Unfortunately, marginal amounts may or may not estimate the amount of the random evaluation agreement in uncertainty. It is therefore doubtful whether the reduction in the approval estimate made by the kappa statistics is actually representative of the amount of the random evaluation agreement. In theory, pr(s) is an estimate of the match rate when the evaluators guessed each position and guessed at rates similar to the marginal shares and whether the evaluators were completely independent (11). None of these assumptions are justified and, therefore, there are wide differences of opinion on the use of Kappa among researchers and statisticians. There are actually two categories of reliability when it comes to data collectors: reliability beyond multiple data collectors, which is the reliability of interraters, and the reliability of a single data collector, called intrarater reliability. For a single data collector, the question is: will an individual, in the same situation and phenomenon, interpret the data in the same way and record exactly the same value for the variable each time this data is collected? Intuitively, it might seem like a person behaving in the same way in relation to the same phenomenon every time the data collector observes this phenomenon. However, research shows the error of this hypothesis. A recent study on intrarater reliability in the evaluation of bone density X-rays found reliability coefficients of only 0.15 and 0.90 (4). It is clear that researchers are right to carefully consider the reliability of data collection as part of their concern for specific research results.
So far, the discussion has considered that the majority is correct and that the minority evaluators are wrong in their scores and that all the evaluators have made a deliberate choice of rating. Jacob Cohen understood that this hypothesis could be wrong. Indeed, he explicitly stated that «in the typical situation, there is no criterion of `accuracy` of judgments» (5). Cohen proposes the possibility that at least for some variables, none of the evaluators were sure of the score to enter and that they simply made random assumptions. In this case, the agreement reached is an erroneous agreement. Cohens Kappa was designed to address this concern. As Marusteri and Bacarea noted (9), there is never 100% certainty about research results, even if statistical significance is achieved. The statistical results for testing hypotheses about the relationship between independent and dependent variables become insignificant in the event of inconsistency in the evaluation of variables by the evaluators.
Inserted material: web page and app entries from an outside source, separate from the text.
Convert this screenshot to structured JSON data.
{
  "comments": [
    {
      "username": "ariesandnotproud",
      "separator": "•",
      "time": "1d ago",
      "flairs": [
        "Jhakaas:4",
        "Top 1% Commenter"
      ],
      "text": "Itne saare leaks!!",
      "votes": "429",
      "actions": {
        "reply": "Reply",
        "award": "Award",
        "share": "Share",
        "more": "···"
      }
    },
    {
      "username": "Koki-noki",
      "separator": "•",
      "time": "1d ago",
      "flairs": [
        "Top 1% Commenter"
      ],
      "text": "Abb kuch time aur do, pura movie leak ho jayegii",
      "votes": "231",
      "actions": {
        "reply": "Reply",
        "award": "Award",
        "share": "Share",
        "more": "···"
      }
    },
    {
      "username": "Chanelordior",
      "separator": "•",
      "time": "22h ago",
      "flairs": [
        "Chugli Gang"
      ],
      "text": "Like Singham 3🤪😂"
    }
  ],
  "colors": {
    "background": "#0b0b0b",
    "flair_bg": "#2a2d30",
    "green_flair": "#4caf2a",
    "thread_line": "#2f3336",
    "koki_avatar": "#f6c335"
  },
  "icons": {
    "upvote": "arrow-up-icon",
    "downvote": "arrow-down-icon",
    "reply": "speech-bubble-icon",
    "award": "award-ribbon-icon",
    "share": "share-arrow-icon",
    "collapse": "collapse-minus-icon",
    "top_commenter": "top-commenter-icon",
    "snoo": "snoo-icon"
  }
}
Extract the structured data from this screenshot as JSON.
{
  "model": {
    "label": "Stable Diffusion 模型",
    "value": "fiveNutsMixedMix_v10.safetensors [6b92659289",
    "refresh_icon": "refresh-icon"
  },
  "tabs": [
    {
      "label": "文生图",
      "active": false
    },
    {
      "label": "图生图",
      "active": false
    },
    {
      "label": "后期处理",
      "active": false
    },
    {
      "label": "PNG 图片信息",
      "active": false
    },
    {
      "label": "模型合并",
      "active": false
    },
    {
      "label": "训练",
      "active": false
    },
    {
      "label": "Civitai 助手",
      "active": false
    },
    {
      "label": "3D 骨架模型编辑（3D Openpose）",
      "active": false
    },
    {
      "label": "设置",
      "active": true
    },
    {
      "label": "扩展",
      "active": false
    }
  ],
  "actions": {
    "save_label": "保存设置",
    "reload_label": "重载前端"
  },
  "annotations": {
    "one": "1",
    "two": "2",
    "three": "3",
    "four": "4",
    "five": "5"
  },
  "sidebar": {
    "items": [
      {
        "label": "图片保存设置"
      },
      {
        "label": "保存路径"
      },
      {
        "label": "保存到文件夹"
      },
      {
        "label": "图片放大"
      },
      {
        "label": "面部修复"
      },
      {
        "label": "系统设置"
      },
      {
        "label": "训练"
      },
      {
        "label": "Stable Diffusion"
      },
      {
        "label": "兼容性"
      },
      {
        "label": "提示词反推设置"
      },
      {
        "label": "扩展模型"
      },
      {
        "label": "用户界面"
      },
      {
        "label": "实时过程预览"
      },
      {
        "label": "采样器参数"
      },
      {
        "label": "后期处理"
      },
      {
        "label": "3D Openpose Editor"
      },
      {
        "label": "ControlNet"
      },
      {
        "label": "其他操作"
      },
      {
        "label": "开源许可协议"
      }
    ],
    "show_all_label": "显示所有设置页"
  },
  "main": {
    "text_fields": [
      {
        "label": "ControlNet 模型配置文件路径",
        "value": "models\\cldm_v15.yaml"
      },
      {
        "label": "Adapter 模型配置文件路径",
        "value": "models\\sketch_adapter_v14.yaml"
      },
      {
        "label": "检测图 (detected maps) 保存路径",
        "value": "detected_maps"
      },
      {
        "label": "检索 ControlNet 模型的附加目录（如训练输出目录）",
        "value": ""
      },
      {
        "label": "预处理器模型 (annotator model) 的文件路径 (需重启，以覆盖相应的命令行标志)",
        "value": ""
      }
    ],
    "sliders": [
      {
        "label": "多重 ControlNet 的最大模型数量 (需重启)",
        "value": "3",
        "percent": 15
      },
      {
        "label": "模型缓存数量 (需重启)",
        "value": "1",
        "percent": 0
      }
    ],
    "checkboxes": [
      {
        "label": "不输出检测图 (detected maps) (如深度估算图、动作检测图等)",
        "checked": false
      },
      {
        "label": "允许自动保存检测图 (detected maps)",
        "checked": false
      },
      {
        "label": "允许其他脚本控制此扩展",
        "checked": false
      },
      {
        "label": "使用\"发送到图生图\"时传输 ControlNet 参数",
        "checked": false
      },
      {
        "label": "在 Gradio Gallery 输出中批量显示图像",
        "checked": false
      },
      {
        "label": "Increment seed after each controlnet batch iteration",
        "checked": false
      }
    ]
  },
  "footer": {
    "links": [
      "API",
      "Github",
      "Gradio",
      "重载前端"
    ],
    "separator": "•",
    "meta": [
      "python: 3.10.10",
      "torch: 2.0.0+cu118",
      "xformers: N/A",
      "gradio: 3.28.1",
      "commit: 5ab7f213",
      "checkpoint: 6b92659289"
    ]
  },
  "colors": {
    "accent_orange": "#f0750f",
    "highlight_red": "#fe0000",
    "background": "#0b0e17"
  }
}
If compliance is less than 80%, more than 20% of the analyzed data is defective. With a reliability of only 0.50 to 0.60, it must be understood that 40% to 50% of the analyzed data is defective. If kappa levels are less than 0.60, the confidence intervals above the kappa received are so large that it can be assumed that about half of the data could be false (10). It is clear that statistical significance means little when there are so many errors in the results tested. Suppose you are analyzing data on a group of 50 people applying for a grant. Each request for assistance was read by two readers and each reader said «yes» or «no» to the proposal. Assuming that the data relating to the number of disagreements are as follows, A and B being readers, the data on the main diagonal of the matrix (a and d) count the number of matches and the data outside the diagonal (b and c) count the number of disagreements: historically, the percentage of concordance (number of match values/totals) has been used to determine the reliability interrater. . . .